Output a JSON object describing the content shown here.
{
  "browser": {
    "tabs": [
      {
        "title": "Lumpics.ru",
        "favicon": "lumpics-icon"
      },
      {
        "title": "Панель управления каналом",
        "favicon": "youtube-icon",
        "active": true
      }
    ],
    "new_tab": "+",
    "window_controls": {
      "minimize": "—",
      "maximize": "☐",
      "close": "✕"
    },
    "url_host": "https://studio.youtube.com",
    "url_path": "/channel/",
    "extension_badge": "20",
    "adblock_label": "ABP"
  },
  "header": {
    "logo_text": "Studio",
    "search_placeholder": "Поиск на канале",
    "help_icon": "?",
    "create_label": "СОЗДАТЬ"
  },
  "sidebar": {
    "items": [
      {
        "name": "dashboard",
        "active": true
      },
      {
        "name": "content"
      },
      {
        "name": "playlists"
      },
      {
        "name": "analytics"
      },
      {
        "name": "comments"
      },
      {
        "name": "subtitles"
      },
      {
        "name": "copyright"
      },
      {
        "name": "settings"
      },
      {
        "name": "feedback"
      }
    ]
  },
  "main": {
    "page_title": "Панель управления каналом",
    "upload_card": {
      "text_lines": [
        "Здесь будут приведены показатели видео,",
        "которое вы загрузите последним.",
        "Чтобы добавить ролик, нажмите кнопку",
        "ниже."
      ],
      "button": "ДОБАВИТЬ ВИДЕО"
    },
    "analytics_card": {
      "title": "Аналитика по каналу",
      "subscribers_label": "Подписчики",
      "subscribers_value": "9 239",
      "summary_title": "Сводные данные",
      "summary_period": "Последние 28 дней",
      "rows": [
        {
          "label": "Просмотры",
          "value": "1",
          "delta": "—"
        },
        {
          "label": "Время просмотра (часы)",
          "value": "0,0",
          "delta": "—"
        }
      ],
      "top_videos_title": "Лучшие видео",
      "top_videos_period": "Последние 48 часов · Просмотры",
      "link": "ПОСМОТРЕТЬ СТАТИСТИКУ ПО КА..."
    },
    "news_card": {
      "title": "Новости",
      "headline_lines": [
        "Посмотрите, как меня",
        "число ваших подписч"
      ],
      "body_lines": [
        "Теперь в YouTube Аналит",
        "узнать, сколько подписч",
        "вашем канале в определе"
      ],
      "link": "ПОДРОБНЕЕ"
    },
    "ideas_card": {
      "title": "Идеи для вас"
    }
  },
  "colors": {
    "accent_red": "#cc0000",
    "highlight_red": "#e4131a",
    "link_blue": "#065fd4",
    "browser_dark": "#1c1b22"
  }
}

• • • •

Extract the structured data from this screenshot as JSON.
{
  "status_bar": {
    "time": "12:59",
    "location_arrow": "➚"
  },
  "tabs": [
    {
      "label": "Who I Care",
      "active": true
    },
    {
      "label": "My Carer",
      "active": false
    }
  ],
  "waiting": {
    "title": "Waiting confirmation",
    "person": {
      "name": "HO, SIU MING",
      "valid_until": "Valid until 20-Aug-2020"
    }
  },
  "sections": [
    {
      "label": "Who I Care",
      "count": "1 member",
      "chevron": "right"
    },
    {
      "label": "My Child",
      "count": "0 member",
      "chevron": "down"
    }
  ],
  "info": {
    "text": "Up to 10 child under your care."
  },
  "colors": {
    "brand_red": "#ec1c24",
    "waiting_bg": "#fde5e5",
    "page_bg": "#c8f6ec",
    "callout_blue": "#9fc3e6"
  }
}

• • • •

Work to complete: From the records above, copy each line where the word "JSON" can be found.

Task result:
Output a JSON object describing the content shown here.
Extract the structured data from this screenshot as JSON.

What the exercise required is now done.